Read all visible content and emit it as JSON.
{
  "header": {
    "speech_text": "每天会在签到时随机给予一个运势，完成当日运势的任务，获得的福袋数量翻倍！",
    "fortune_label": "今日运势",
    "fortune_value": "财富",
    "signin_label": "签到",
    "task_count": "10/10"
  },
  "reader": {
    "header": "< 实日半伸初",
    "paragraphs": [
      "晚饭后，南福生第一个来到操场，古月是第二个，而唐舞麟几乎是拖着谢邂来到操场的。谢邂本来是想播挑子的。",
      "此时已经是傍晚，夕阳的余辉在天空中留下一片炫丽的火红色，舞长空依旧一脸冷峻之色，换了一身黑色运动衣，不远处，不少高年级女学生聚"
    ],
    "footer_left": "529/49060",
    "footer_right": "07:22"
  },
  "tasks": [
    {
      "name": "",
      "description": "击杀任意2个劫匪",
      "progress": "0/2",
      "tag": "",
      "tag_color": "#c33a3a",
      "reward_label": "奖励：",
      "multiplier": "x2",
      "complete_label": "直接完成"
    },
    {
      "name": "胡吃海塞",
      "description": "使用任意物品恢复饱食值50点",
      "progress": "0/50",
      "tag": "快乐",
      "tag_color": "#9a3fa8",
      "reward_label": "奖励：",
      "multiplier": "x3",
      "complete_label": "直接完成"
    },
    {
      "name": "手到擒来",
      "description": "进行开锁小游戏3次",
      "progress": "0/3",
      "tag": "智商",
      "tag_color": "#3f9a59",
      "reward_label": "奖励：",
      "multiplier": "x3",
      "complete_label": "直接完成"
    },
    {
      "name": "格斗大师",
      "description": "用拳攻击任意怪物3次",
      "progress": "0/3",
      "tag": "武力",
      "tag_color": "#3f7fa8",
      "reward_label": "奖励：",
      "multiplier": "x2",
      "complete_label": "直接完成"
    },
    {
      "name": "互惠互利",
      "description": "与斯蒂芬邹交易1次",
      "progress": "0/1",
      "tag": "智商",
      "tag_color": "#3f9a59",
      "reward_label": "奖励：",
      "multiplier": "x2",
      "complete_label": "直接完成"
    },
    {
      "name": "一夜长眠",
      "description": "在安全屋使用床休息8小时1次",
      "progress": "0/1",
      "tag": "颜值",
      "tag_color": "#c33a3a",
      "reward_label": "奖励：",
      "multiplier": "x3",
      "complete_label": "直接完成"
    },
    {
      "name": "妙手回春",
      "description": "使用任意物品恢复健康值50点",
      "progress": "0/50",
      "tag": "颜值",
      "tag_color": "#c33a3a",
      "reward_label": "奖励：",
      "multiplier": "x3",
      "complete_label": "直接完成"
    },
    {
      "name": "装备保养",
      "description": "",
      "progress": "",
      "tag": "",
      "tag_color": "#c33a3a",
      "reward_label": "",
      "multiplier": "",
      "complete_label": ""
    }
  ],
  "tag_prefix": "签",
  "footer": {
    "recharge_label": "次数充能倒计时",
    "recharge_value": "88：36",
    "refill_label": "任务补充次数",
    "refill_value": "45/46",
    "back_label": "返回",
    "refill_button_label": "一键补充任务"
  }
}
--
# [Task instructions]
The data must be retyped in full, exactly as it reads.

# [Expected answer]
Read all visible content and emit it as JSON.
{
  "header": {
    "speech_text": "每天会在签到时随机给予一个运势，完成当日运势的任务，获得的福袋数量翻倍！",
    "fortune_label": "今日运势",
    "fortune_value": "财富",
    "signin_label": "签到",
    "task_count": "10/10"
  },
  "reader": {
    "header": "< 实日半伸初",
    "paragraphs": [
      "晚饭后，南福生第一个来到操场，古月是第二个，而唐舞麟几乎是拖着谢邂来到操场的。谢邂本来是想播挑子的。",
      "此时已经是傍晚，夕阳的余辉在天空中留下一片炫丽的火红色，舞长空依旧一脸冷峻之色，换了一身黑色运动衣，不远处，不少高年级女学生聚"
    ],
    "footer_left": "529/49060",
    "footer_right": "07:22"
  },
  "tasks": [
    {
      "name": "",
      "description": "击杀任意2个劫匪",
      "progress": "0/2",
      "tag": "",
      "tag_color": "#c33a3a",
      "reward_label": "奖励：",
      "multiplier": "x2",
      "complete_label": "直接完成"
    },
    {
      "name": "胡吃海塞",
      "description": "使用任意物品恢复饱食值50点",
      "progress": "0/50",
      "tag": "快乐",
      "tag_color": "#9a3fa8",
      "reward_label": "奖励：",
      "multiplier": "x3",
      "complete_label": "直接完成"
    },
    {
      "name": "手到擒来",
      "description": "进行开锁小游戏3次",
      "progress": "0/3",
      "tag": "智商",
      "tag_color": "#3f9a59",
      "reward_label": "奖励：",
      "multiplier": "x3",
      "complete_label": "直接完成"
    },
    {
      "name": "格斗大师",
      "description": "用拳攻击任意怪物3次",
      "progress": "0/3",
      "tag": "武力",
      "tag_color": "#3f7fa8",
      "reward_label": "奖励：",
      "multiplier": "x2",
      "complete_label": "直接完成"
    },
    {
      "name": "互惠互利",
      "description": "与斯蒂芬邹交易1次",
      "progress": "0/1",
      "tag": "智商",
      "tag_color": "#3f9a59",
      "reward_label": "奖励：",
      "multiplier": "x2",
      "complete_label": "直接完成"
    },
    {
      "name": "一夜长眠",
      "description": "在安全屋使用床休息8小时1次",
      "progress": "0/1",
      "tag": "颜值",
      "tag_color": "#c33a3a",
      "reward_label": "奖励：",
      "multiplier": "x3",
      "complete_label": "直接完成"
    },
    {
      "name": "妙手回春",
      "description": "使用任意物品恢复健康值50点",
      "progress": "0/50",
      "tag": "颜值",
      "tag_color": "#c33a3a",
      "reward_label": "奖励：",
      "multiplier": "x3",
      "complete_label": "直接完成"
    },
    {
      "name": "装备保养",
      "description": "",
      "progress": "",
      "tag": "",
      "tag_color": "#c33a3a",
      "reward_label": "",
      "multiplier": "",
      "complete_label": ""
    }
  ],
  "tag_prefix": "签",
  "footer": {
    "recharge_label": "次数充能倒计时",
    "recharge_value": "88：36",
    "refill_label": "任务补充次数",
    "refill_value": "45/46",
    "back_label": "返回",
    "refill_button_label": "一键补充任务"
  }
}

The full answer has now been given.